» **WORKING DATA**

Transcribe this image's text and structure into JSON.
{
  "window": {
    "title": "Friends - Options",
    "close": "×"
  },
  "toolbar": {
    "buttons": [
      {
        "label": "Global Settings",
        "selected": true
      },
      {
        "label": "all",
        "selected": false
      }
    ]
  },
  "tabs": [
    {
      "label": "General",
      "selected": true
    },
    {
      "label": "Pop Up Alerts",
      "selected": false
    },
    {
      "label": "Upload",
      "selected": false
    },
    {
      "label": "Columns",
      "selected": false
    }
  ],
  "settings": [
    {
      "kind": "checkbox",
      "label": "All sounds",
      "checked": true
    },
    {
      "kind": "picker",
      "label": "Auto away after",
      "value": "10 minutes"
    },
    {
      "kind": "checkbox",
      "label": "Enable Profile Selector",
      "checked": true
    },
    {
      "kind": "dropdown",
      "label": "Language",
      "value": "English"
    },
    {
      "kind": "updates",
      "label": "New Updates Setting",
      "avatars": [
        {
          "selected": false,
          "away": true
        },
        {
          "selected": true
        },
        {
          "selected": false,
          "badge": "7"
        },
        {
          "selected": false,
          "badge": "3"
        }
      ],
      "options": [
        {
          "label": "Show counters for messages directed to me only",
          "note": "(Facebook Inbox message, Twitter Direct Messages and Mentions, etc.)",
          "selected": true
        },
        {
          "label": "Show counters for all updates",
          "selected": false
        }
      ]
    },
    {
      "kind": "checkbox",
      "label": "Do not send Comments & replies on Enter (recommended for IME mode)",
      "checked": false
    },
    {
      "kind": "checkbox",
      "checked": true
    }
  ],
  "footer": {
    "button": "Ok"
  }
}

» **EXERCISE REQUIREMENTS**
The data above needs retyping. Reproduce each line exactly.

» **ANSWER SECTION**
Transcribe this image's text and structure into JSON.
{
  "window": {
    "title": "Friends - Options",
    "close": "×"
  },
  "toolbar": {
    "buttons": [
      {
        "label": "Global Settings",
        "selected": true
      },
      {
        "label": "all",
        "selected": false
      }
    ]
  },
  "tabs": [
    {
      "label": "General",
      "selected": true
    },
    {
      "label": "Pop Up Alerts",
      "selected": false
    },
    {
      "label": "Upload",
      "selected": false
    },
    {
      "label": "Columns",
      "selected": false
    }
  ],
  "settings": [
    {
      "kind": "checkbox",
      "label": "All sounds",
      "checked": true
    },
    {
      "kind": "picker",
      "label": "Auto away after",
      "value": "10 minutes"
    },
    {
      "kind": "checkbox",
      "label": "Enable Profile Selector",
      "checked": true
    },
    {
      "kind": "dropdown",
      "label": "Language",
      "value": "English"
    },
    {
      "kind": "updates",
      "label": "New Updates Setting",
      "avatars": [
        {
          "selected": false,
          "away": true
        },
        {
          "selected": true
        },
        {
          "selected": false,
          "badge": "7"
        },
        {
          "selected": false,
          "badge": "3"
        }
      ],
      "options": [
        {
          "label": "Show counters for messages directed to me only",
          "note": "(Facebook Inbox message, Twitter Direct Messages and Mentions, etc.)",
          "selected": true
        },
        {
          "label": "Show counters for all updates",
          "selected": false
        }
      ]
    },
    {
      "kind": "checkbox",
      "label": "Do not send Comments & replies on Enter (recommended for IME mode)",
      "checked": false
    },
    {
      "kind": "checkbox",
      "checked": true
    }
  ],
  "footer": {
    "button": "Ok"
  }
}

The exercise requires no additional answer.